■ WORK REQUEST ■
Repeat the records below in their entirety, exactly.
--- AVAILABLE RECORDS Enclosed Below ---
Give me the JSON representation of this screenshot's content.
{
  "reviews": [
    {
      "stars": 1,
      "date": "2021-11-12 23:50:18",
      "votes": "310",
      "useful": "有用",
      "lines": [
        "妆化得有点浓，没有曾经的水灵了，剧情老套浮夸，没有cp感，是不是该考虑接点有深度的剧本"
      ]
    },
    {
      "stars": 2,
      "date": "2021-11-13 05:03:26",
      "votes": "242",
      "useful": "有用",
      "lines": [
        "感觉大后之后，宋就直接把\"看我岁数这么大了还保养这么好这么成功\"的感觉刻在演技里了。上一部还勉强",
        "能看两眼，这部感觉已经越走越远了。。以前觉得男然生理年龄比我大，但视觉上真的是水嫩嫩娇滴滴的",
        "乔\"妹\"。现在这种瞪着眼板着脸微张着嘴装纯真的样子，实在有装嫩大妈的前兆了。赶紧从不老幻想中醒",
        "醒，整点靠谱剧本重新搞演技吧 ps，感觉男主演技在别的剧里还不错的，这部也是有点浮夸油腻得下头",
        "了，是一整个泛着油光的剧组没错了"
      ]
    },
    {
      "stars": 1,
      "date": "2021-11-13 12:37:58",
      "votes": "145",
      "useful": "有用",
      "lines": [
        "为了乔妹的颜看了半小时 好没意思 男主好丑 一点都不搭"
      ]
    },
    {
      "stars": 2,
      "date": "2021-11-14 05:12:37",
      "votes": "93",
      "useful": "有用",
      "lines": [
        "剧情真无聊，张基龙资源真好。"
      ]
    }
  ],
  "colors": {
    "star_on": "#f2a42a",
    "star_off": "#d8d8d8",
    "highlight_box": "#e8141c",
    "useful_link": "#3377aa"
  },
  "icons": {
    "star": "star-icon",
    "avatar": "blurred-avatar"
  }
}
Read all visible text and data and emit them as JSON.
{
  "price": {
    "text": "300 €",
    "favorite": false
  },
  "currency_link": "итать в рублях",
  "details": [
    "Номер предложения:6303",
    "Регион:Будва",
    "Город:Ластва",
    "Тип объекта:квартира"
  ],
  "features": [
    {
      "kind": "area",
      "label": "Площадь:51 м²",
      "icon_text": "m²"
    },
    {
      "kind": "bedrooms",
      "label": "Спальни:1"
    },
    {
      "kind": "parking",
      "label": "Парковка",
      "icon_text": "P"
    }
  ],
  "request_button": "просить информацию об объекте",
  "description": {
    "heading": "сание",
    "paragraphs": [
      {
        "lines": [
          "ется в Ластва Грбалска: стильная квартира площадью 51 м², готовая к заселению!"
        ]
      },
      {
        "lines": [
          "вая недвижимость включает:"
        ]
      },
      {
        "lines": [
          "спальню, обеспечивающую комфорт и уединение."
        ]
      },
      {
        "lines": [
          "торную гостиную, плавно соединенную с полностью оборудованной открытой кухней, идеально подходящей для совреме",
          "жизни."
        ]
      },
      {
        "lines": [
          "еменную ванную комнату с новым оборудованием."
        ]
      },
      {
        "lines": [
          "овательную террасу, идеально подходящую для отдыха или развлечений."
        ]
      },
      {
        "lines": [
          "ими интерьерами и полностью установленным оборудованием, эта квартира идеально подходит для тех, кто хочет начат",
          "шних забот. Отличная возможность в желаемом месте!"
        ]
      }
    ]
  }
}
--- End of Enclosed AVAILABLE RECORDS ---
■ FINAL ANSWER ■
Give me the JSON representation of this screenshot's content.
{
  "reviews": [
    {
      "stars": 1,
      "date": "2021-11-12 23:50:18",
      "votes": "310",
      "useful": "有用",
      "lines": [
        "妆化得有点浓，没有曾经的水灵了，剧情老套浮夸，没有cp感，是不是该考虑接点有深度的剧本"
      ]
    },
    {
      "stars": 2,
      "date": "2021-11-13 05:03:26",
      "votes": "242",
      "useful": "有用",
      "lines": [
        "感觉大后之后，宋就直接把\"看我岁数这么大了还保养这么好这么成功\"的感觉刻在演技里了。上一部还勉强",
        "能看两眼，这部感觉已经越走越远了。。以前觉得男然生理年龄比我大，但视觉上真的是水嫩嫩娇滴滴的",
        "乔\"妹\"。现在这种瞪着眼板着脸微张着嘴装纯真的样子，实在有装嫩大妈的前兆了。赶紧从不老幻想中醒",
        "醒，整点靠谱剧本重新搞演技吧 ps，感觉男主演技在别的剧里还不错的，这部也是有点浮夸油腻得下头",
        "了，是一整个泛着油光的剧组没错了"
      ]
    },
    {
      "stars": 1,
      "date": "2021-11-13 12:37:58",
      "votes": "145",
      "useful": "有用",
      "lines": [
        "为了乔妹的颜看了半小时 好没意思 男主好丑 一点都不搭"
      ]
    },
    {
      "stars": 2,
      "date": "2021-11-14 05:12:37",
      "votes": "93",
      "useful": "有用",
      "lines": [
        "剧情真无聊，张基龙资源真好。"
      ]
    }
  ],
  "colors": {
    "star_on": "#f2a42a",
    "star_off": "#d8d8d8",
    "highlight_box": "#e8141c",
    "useful_link": "#3377aa"
  },
  "icons": {
    "star": "star-icon",
    "avatar": "blurred-avatar"
  }
}
Read all visible text and data and emit them as JSON.
{
  "price": {
    "text": "300 €",
    "favorite": false
  },
  "currency_link": "итать в рублях",
  "details": [
    "Номер предложения:6303",
    "Регион:Будва",
    "Город:Ластва",
    "Тип объекта:квартира"
  ],
  "features": [
    {
      "kind": "area",
      "label": "Площадь:51 м²",
      "icon_text": "m²"
    },
    {
      "kind": "bedrooms",
      "label": "Спальни:1"
    },
    {
      "kind": "parking",
      "label": "Парковка",
      "icon_text": "P"
    }
  ],
  "request_button": "просить информацию об объекте",
  "description": {
    "heading": "сание",
    "paragraphs": [
      {
        "lines": [
          "ется в Ластва Грбалска: стильная квартира площадью 51 м², готовая к заселению!"
        ]
      },
      {
        "lines": [
          "вая недвижимость включает:"
        ]
      },
      {
        "lines": [
          "спальню, обеспечивающую комфорт и уединение."
        ]
      },
      {
        "lines": [
          "торную гостиную, плавно соединенную с полностью оборудованной открытой кухней, идеально подходящей для совреме",
          "жизни."
        ]
      },
      {
        "lines": [
          "еменную ванную комнату с новым оборудованием."
        ]
      },
      {
        "lines": [
          "овательную террасу, идеально подходящую для отдыха или развлечений."
        ]
      },
      {
        "lines": [
          "ими интерьерами и полностью установленным оборудованием, эта квартира идеально подходит для тех, кто хочет начат",
          "шних забот. Отличная возможность в желаемом месте!"
        ]
      }
    ]
  }
}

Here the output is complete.